A federal judge in Northern California has restored a large number of protections for endangered and threatened species that were removed by the Trump administration. Environmental groups have applauded the move which will speed up protections and critical habitat designations for threatened species, including salmon in the Pacific Northwest. AP

38,052 acres of private timberlands in Montana have become part of the Lost Trail Conservation Area. The easement is a critical puzzle piece in the Lost Trail project, that will protect 100,000 acres of ecologically rich habitat, critical for grizzly bears and Canada lynx.
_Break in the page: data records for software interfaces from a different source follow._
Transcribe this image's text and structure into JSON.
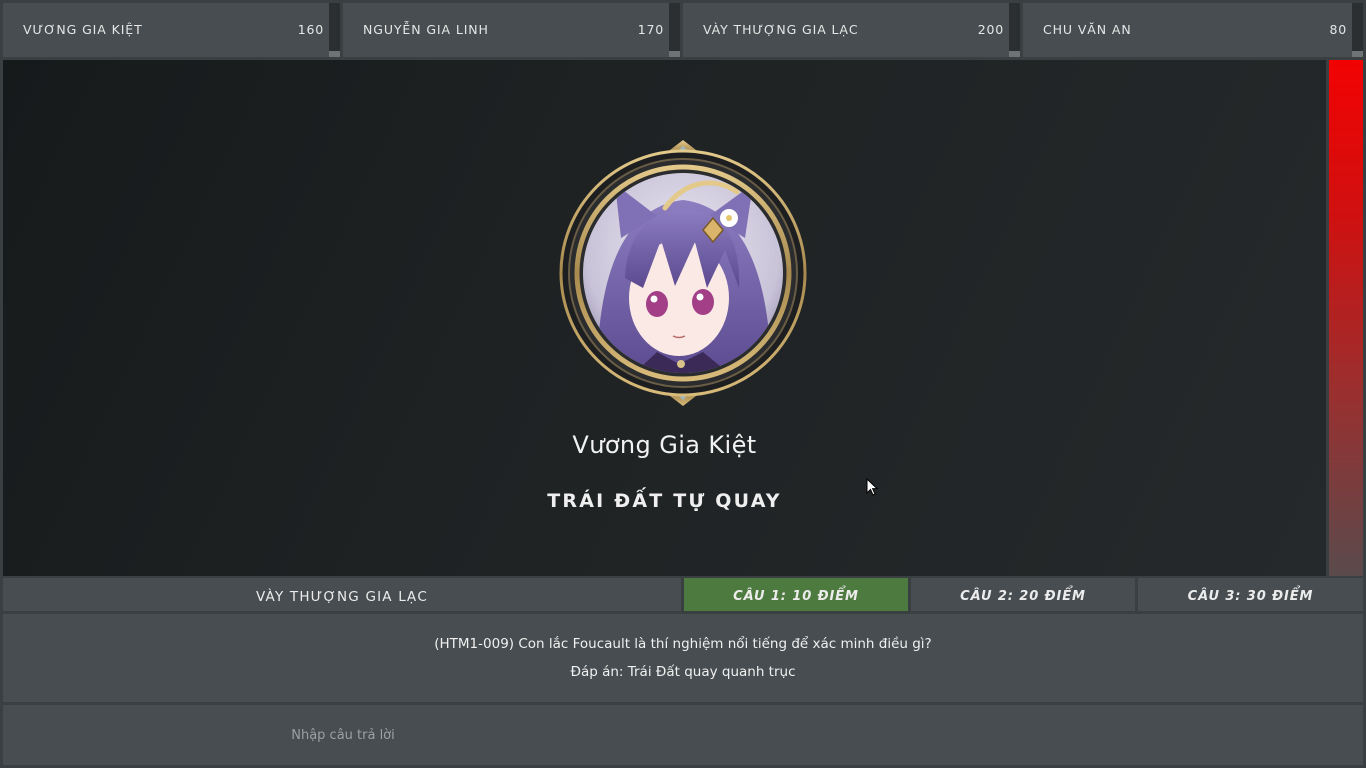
{
  "scoreboard": {
    "players": [
      {
        "name": "VƯƠNG GIA KIỆT",
        "score": "160"
      },
      {
        "name": "NGUYỄN GIA LINH",
        "score": "170"
      },
      {
        "name": "VÀY THƯỢNG GIA LẠC",
        "score": "200"
      },
      {
        "name": "CHU VĂN AN",
        "score": "80"
      }
    ]
  },
  "stage": {
    "contestant_name": "Vương Gia Kiệt",
    "answer": "TRÁI ĐẤT TỰ QUAY",
    "portrait_icon": "anime-girl-portrait"
  },
  "timer": {
    "remaining_fraction": 1.0,
    "color_top": "#f20202"
  },
  "question_bar": {
    "current_team": "VÀY THƯỢNG GIA LẠC",
    "tabs": [
      {
        "label": "CÂU 1: 10 ĐIỂM",
        "active": true
      },
      {
        "label": "CÂU 2: 20 ĐIỂM",
        "active": false
      },
      {
        "label": "CÂU 3: 30 ĐIỂM",
        "active": false
      }
    ],
    "active_color": "#4d7a3f"
  },
  "question": {
    "text": "(HTM1-009) Con lắc Foucault là thí nghiệm nổi tiếng để xác minh điều gì?",
    "answer_key": "Đáp án: Trái Đất quay quanh trục"
  },
  "input": {
    "placeholder": "Nhập câu trả lời",
    "value": ""
  },
  "colors": {
    "panel": "#474d50",
    "background": "#3a3f42",
    "stage": "#1e2223"
  }
}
Flat Head Beacon

Indigenous tribes across America have brought bison populations back from the brink of extinction over the last decade. Today 76 tribes across 20 states manage more than 20,000 bison - an incredible achievement considering the population sat below 1,000 in the early 1900s. It's also a victory for local ecosystems, with a flourishing of native grasses, animals, and insects wherever they roam. WaPo

As we look to the future, any assistance or effort that tribes are making to restore buffalo back to their lands is going to be beneficial for everybody, because it is a climate-smart, holistic idea of the relationship with nature.
Troy Heinert, Executive Director of the InterTribal Buffalo Council
Credit: Guardian
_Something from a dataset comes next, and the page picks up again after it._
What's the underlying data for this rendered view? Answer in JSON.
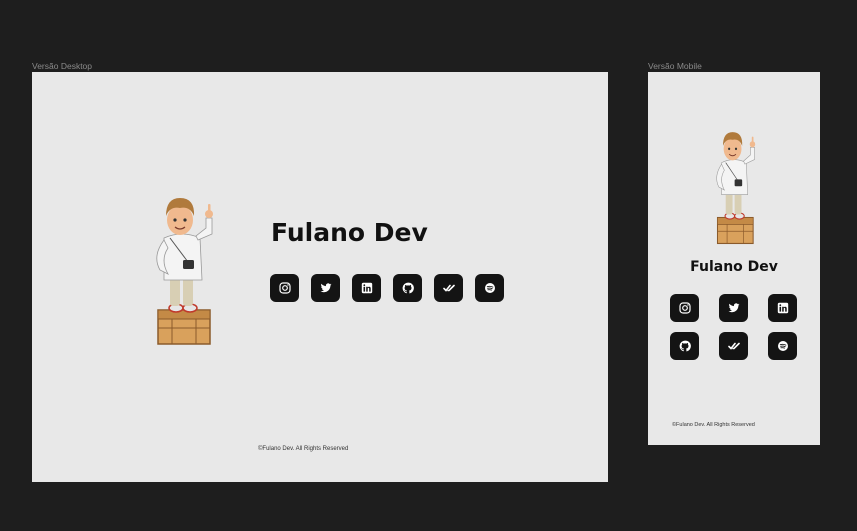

The population of Atlantic cod is showing signs of a comeback thanks to strict catch limits imposed in New England, where the fish was central to building the region’s economy. The 'class of ‘2019' includes at least a million young fish - with three or four more like it, cod could follow in the steps of haddock, a close relative, which recovered 15 years ago. The Public's Radio
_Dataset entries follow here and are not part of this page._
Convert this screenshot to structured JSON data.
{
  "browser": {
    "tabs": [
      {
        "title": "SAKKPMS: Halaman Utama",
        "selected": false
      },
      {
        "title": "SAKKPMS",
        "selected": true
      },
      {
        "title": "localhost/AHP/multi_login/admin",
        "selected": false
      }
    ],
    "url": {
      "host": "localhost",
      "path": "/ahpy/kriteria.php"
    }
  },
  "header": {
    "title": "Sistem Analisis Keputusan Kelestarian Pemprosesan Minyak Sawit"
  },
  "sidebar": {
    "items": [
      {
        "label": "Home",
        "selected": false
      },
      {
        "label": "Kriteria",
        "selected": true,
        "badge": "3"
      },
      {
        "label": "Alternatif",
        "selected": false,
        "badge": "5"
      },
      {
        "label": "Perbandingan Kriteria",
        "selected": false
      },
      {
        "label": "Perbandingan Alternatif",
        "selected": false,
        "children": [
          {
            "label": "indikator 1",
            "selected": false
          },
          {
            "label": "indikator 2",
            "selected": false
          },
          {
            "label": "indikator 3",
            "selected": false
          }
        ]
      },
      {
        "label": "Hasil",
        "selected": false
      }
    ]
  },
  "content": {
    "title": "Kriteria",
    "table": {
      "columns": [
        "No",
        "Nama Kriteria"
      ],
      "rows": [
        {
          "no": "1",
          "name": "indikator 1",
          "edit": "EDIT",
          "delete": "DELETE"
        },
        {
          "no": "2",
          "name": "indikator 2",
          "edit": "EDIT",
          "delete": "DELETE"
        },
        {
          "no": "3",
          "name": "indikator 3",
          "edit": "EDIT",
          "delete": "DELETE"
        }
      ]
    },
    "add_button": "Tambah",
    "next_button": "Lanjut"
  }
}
Over the past ten years the Mikoko Pamoja project in Kenya has conserved over 100 hectares of mangroves and planted an additional 4,000 new mangroves along the coastline each year. The project has led to an increase in local livelihoods and  inspired similar efforts in Mozambique Madagascar, Gambia, and Senegal. AP

ver the past 20 years global tree cover has increased by 130.9 million hectares - an area larger than Peru. 36 countries are now gaining more trees than they’re losing, including Ireland, Poland, Denmark, the Netherlands, Bangladesh, India, and Pakistan. WRI

An ecological revolution in Wellington, New Zealand is underway, as the return of native bird species, and close encounters with orca and whales fuel a volunteer conservation movement. The city is seeing an explosion in wildlife thanks to the presence of Zealandia, the world’s first fully fenced urban ecosanctuary located 10 minutes from downtown. Bloomberg

Louisiana has banned the ninth US state to ban the sale of any cosmetics tested on animals. It follows the lead of California, Nevada, Illinois, Virginia, Maryland, Maine, Hawaii, and New Jersey where similar bans are already in place. Humane Society

Over 200 kilometres of rivers and streams in northern New Mexico have the state’s highest water quality protections to safeguard waterways from anything that harms water quality, pollutes, drops heavy metals, increases temperature, or clouds water. Source NM

After a 200 year absence, the Mitchell’s hopping mouse has returned to Australia, with scientists hoping to bolster the population from 150 mice in a protected area that is cat and fox free. It’s part of a state-wide project to return the wild populations of more than 20 locally extinct species that suffered from habitat loss and feral animals. SMH

40 years after being declared locally extinct, rhinos are once again roaming the bush in Mozambique thanks to a translocation effort from South Africa. The black and white rhinos are being transported over 1,610 km to Zinave National Park, already home to more than 2,300 other reintroduced animals. Reuters

Thanks for reading! We'll see you in a fortnight.

Much love,

FC HQ

Intelligent optimism, down under. You're receiving the free edition. You can upgrade to the premium edition over here (it comes with mind-blowing science and the best bits of the internet, and one third of your fee goes to charity).We offset the carbon cost of creating this newsletter by planting trees. If you need to unsubscribe, you'll break our hearts but we understand that it's us, not you. There's a button for that below. We're also on Instagram, Facebook and Twitter